- Modi’s plan to rebuild India’s parliament draws fierce criticism
“Never let a good crisis go to waste,” Winston Churchill once declared … Crisis offers, of course, an opportunity for draconian governments to hide their deeper purpose.
Just such deeper purpose is hidden in India’s fascist government’s decision to push forward now in the midst of the Covid-19 crisis with the redevelopment of the so-called central vista in Delhi.
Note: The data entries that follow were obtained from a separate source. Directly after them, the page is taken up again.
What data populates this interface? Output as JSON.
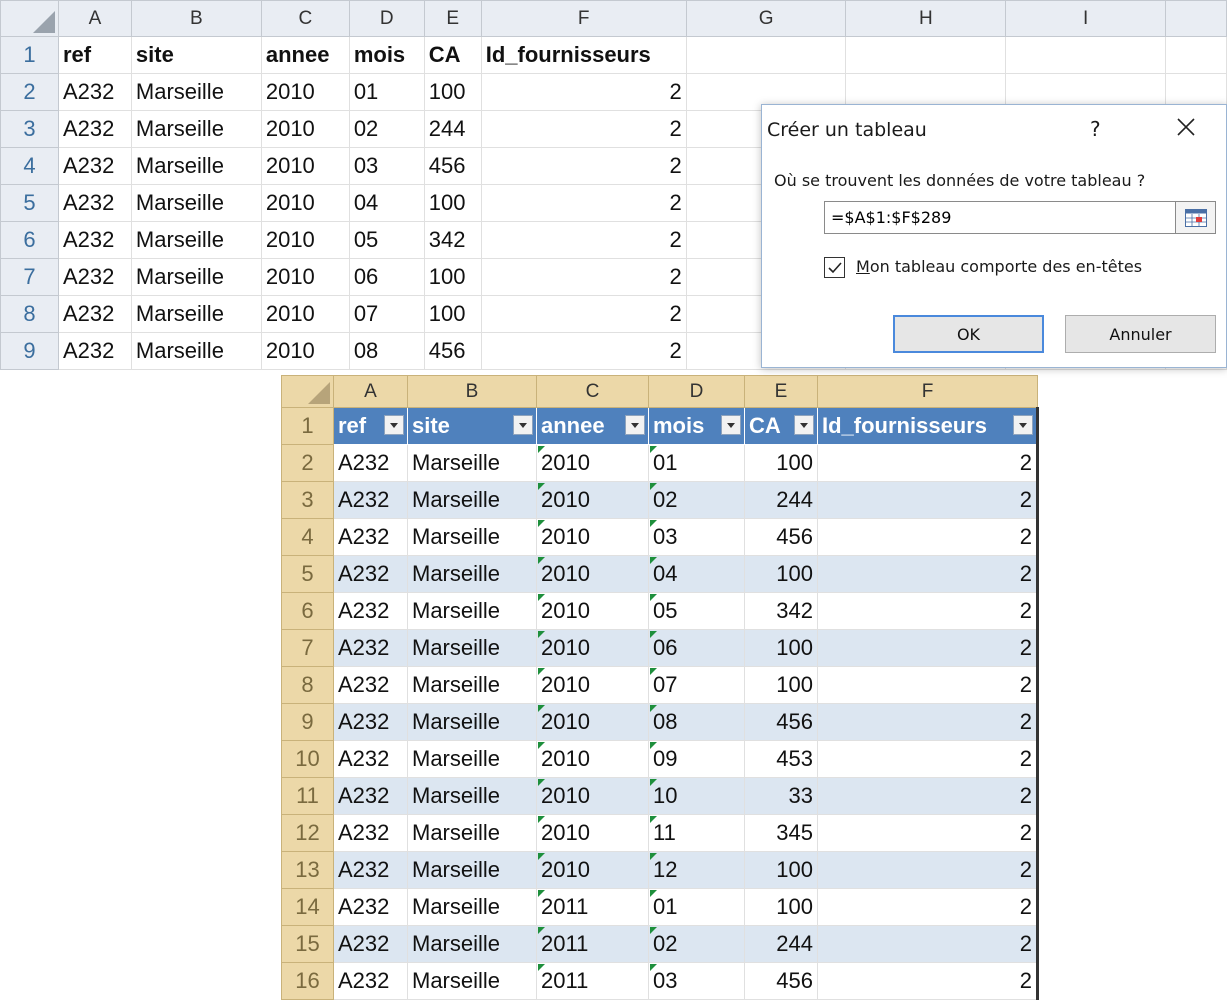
{
  "sheet1": {
    "columns": [
      "A",
      "B",
      "C",
      "D",
      "E",
      "F",
      "G",
      "H",
      "I"
    ],
    "header_row": {
      "num": "1",
      "cells": [
        "ref",
        "site",
        "annee",
        "mois",
        "CA",
        "Id_fournisseurs"
      ]
    },
    "rows": [
      {
        "num": "2",
        "cells": [
          "A232",
          "Marseille",
          "2010",
          "01",
          "100",
          "2"
        ]
      },
      {
        "num": "3",
        "cells": [
          "A232",
          "Marseille",
          "2010",
          "02",
          "244",
          "2"
        ]
      },
      {
        "num": "4",
        "cells": [
          "A232",
          "Marseille",
          "2010",
          "03",
          "456",
          "2"
        ]
      },
      {
        "num": "5",
        "cells": [
          "A232",
          "Marseille",
          "2010",
          "04",
          "100",
          "2"
        ]
      },
      {
        "num": "6",
        "cells": [
          "A232",
          "Marseille",
          "2010",
          "05",
          "342",
          "2"
        ]
      },
      {
        "num": "7",
        "cells": [
          "A232",
          "Marseille",
          "2010",
          "06",
          "100",
          "2"
        ]
      },
      {
        "num": "8",
        "cells": [
          "A232",
          "Marseille",
          "2010",
          "07",
          "100",
          "2"
        ]
      },
      {
        "num": "9",
        "cells": [
          "A232",
          "Marseille",
          "2010",
          "08",
          "456",
          "2"
        ]
      }
    ]
  },
  "dialog": {
    "title": "Créer un tableau",
    "help": "?",
    "prompt": "Où se trouvent les données de votre tableau ?",
    "range_value": "=$A$1:$F$289",
    "checkbox_label": "Mon tableau comporte des en-têtes",
    "checkbox_checked": true,
    "ok_label": "OK",
    "cancel_label": "Annuler"
  },
  "sheet2": {
    "columns": [
      "A",
      "B",
      "C",
      "D",
      "E",
      "F"
    ],
    "header_row": {
      "num": "1",
      "cells": [
        "ref",
        "site",
        "annee",
        "mois",
        "CA",
        "Id_fournisseurs"
      ]
    },
    "rows": [
      {
        "num": "2",
        "cells": [
          "A232",
          "Marseille",
          "2010",
          "01",
          "100",
          "2"
        ]
      },
      {
        "num": "3",
        "cells": [
          "A232",
          "Marseille",
          "2010",
          "02",
          "244",
          "2"
        ]
      },
      {
        "num": "4",
        "cells": [
          "A232",
          "Marseille",
          "2010",
          "03",
          "456",
          "2"
        ]
      },
      {
        "num": "5",
        "cells": [
          "A232",
          "Marseille",
          "2010",
          "04",
          "100",
          "2"
        ]
      },
      {
        "num": "6",
        "cells": [
          "A232",
          "Marseille",
          "2010",
          "05",
          "342",
          "2"
        ]
      },
      {
        "num": "7",
        "cells": [
          "A232",
          "Marseille",
          "2010",
          "06",
          "100",
          "2"
        ]
      },
      {
        "num": "8",
        "cells": [
          "A232",
          "Marseille",
          "2010",
          "07",
          "100",
          "2"
        ]
      },
      {
        "num": "9",
        "cells": [
          "A232",
          "Marseille",
          "2010",
          "08",
          "456",
          "2"
        ]
      },
      {
        "num": "10",
        "cells": [
          "A232",
          "Marseille",
          "2010",
          "09",
          "453",
          "2"
        ]
      },
      {
        "num": "11",
        "cells": [
          "A232",
          "Marseille",
          "2010",
          "10",
          "33",
          "2"
        ]
      },
      {
        "num": "12",
        "cells": [
          "A232",
          "Marseille",
          "2010",
          "11",
          "345",
          "2"
        ]
      },
      {
        "num": "13",
        "cells": [
          "A232",
          "Marseille",
          "2010",
          "12",
          "100",
          "2"
        ]
      },
      {
        "num": "14",
        "cells": [
          "A232",
          "Marseille",
          "2011",
          "01",
          "100",
          "2"
        ]
      },
      {
        "num": "15",
        "cells": [
          "A232",
          "Marseille",
          "2011",
          "02",
          "244",
          "2"
        ]
      },
      {
        "num": "16",
        "cells": [
          "A232",
          "Marseille",
          "2011",
          "03",
          "456",
          "2"
        ]
      }
    ]
  },
  "colors": {
    "table_header": "#4f81bd",
    "table_band": "#dce6f1",
    "dialog_ok_border": "#4a89dc",
    "number_marker": "#1e8f3c"
  }
}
The high court of India has been coerced into giving the go ahead to this hair-brained scheme in the last few weeks without consultation or due process. The central vista is Edwin Lutyens’ design for the parliament buildings and the grand avenue of Janpath (People’s Road) which were built between 1912 and 1931. Lutyens’ buildings are laid out in grand style with great wide avenues befitting the late British fantasy of imperial colonial power.
The buildings are made with the red stone used by the Mughal emperors of India to build their forts and palaces such as the great Red Fort on the other side of Delhi. Lutyens and his fellow architects used quotations from all the architectural styles of India: Hindu temples, Mughal forts, Jain and Buddhist edifices to festoon his buildings and give a theatrical sense of pomp and glory. Lutyens fashioned the central vista as a Greek ceremonial path of glory with the parliament building sitting at the top of the grand avenue as if a temple to the power of the state. Undoubtedly this is Lutyens’ masterpiece. Love it or hate it it is a grand vision of governmental power and the so called will of the people. In my view perhaps the grandest government buildings in the world.
Modi and his fascist government have commissioned architect Bimal Patel to redesign this central vista. This without consultation or any understanding or regard to the importance of Lutyens design. One would have at least hoped for due process in Mr Patel’s appointment to such an important task. Mr Patel’s talent is not up to the task. Mr Patel has destroyed the city of Ahmedabad by cementing over the banks of the Sabarmati river that runs through it, he is in the process of ruining Varanasi by building roads through it and covering it in concrete with no regard to it’s people or it’s history. All this of course under Modi’s BJP government’s direction.
Architecture is an effective propagandist tool. All over the world our capitals are decorated with buildings that proudly claim to display our victories or parade our national pride or show off our monuments to our glorious dead.
To cite a few recent examples: French presidents to a man have used symbolic architecture to stamp their cultural and political hold on the nation, from the Pompidou Centre in Paris to Jacques Chirac’s museum on the Quai Branly.
The Chinese even managed to get the Swiss architectural practice Herzog & de Meuron to design their Olympic stadium for the 2008 Olympics and effectively used it to divert attention from their criminal human rights record. The architect Zaha Hadid was persuaded to design a showpiece museum in Baku, Azerbaijan. Once again to give good face to a fascist regime. The list is long.
Modi’s agenda is the dismantling of the Nehru legacy of a secular India. Nehru commissioned Corbusier in 1950 to build Chandigarh, the new capital of the states of Punjab and Haryana. It was seen as a gesture both of India’s modernity and as symbolically healing the wounds of colonialism and the horrors of the partition of India and Pakistan. Today Modi uses every opportunity to discredit Nehru. Modi fully understands that a new parliament designed by an Indian architect will further his Hindu India agenda and take a further step away from Nehru’s secular India.
Perhaps there is genuine need for a modern parliament building to represent India’s 1.4 billion people but this attempt to push forward without due process is shameful and then to give the job to Mr Patel is to underestimate and under value the architects working in India today. Delhi is a city in crisis – it is perhaps the most polluted city in the world. This rethinking of the centre of Indian power could and should be an opportunity to take on the power of architectural imagination and rethinking of Delhi as the capital of modern India. The destruction of Lutyens’ Delhi is deeply misguided and comes out of Modi’s political fanaticism. This is not the redesign of buildings, it is instead Modi’s way of placing himself at the centre and cementing his legacy as the maker of a new Hindu India.
Architecture, we are reminded, is power in stone. These are not just buildings, they are homes to our souls.
This story is first appeared on theguardian.com